What lines of the material hold the string "mapping"? Pull each of them out.

*** Supplied material ***

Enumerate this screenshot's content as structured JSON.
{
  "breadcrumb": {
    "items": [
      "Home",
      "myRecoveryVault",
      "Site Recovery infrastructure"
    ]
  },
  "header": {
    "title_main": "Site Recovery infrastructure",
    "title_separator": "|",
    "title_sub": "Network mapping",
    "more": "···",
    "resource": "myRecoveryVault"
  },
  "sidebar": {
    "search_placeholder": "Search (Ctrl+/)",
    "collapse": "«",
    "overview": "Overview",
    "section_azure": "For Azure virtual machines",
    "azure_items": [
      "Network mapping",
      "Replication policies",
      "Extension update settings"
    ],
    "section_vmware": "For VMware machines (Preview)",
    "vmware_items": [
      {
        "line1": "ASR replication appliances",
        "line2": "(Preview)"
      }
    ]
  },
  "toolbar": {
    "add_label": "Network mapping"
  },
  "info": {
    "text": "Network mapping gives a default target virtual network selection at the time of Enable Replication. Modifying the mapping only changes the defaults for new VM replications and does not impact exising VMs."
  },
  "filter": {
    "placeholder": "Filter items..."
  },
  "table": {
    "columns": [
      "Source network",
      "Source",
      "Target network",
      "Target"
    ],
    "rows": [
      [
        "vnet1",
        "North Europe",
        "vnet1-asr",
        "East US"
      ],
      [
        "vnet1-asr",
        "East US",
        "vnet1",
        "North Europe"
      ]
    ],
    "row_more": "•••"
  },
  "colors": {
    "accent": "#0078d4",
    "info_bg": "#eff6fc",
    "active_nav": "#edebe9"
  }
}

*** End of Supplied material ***

» **Expected answer**
    "title_sub": "Network mapping",
      "Network mapping",
    "add_label": "Network mapping"
    "text": "Network mapping gives a default target virtual network selection at the time of Enable Replication. Modifying the mapping only changes the defaults for new VM replications and does not impact exising VMs."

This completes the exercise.